If the interview didn’t go as well as you had hoped, that is okay! There are always more opportunities out there.
Still have questions about the specifics of scholarship interviews? Keep reading the answers to some frequently asked questions.
Yes, getting a full-ride scholarship is possible if you excel in academics and extracurricular activities.
Do your research on both the school and the scholarship itself before the interview, and begin to prepare some answers to common interview questions.
You should expect to be asked about your background, academic achievements and accomplishments, extracurricular activities, and why you deserve the scholarship.
Simply put, be yourself! Interviewers will want to see authentic, genuine candidates.
Other tips to impress the interviews include:
How you present yourself is as important as your academic achievements. Scholarship interviewers will be looking for someone who not only is a strong scholar but who is also a professional yet friendly person.
Scholarship interviews will look for a candidate who is dedicated and successful in their academic career and someone who is motivated and demonstrates strong leadership skills and work ethic.
There is a lot of money at stake with scholarships; donors will want to give scholarships to someone who is committed to their studies and future career.
To answer the question "How will this scholarship help you?" you should focus on your educational and career goals. Explain how the scholarship will support your studies and enable you to achieve your ambitions. Be specific about how the financial aid will impact your academic journey and future prospects.
The most important takeaway is to be honest, be genuine, and be yourself. Interviewers will respond best to, and want to help out, people who are friendly and sincere.

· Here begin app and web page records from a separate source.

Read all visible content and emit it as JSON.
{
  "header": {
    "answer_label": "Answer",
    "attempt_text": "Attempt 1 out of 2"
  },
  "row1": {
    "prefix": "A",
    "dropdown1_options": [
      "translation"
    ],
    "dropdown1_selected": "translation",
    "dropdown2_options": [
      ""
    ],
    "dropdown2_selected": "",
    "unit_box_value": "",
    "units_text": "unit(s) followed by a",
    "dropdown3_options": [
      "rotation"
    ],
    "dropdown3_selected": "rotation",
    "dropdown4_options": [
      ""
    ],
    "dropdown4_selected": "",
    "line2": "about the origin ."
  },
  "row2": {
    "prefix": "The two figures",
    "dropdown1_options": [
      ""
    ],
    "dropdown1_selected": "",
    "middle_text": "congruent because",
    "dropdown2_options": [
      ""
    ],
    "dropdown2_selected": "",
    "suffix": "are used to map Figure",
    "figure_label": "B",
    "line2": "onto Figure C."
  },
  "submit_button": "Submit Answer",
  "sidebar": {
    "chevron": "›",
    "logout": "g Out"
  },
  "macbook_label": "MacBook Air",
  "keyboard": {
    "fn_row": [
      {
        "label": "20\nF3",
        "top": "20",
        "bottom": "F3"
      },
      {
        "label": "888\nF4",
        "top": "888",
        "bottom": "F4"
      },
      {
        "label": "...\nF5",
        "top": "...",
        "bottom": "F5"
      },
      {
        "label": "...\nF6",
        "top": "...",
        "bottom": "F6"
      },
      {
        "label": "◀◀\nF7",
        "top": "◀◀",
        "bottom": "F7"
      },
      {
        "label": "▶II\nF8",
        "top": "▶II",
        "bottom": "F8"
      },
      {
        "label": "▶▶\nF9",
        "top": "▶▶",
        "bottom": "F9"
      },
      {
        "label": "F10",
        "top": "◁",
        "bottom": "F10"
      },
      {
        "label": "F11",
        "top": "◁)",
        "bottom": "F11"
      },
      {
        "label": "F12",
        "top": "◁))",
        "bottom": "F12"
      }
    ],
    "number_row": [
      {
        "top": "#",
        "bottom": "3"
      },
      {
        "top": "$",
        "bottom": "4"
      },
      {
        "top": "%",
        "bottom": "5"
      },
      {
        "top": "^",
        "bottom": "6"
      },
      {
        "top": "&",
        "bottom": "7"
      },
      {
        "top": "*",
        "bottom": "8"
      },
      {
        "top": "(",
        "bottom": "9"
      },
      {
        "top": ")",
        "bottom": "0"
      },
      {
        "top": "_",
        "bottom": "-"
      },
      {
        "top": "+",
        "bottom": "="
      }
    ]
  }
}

Do research, read over the list of common scholarship interview questions, and think about how you can respond with specific examples. If you follow these tips, you’ll be ready to take on your interviews!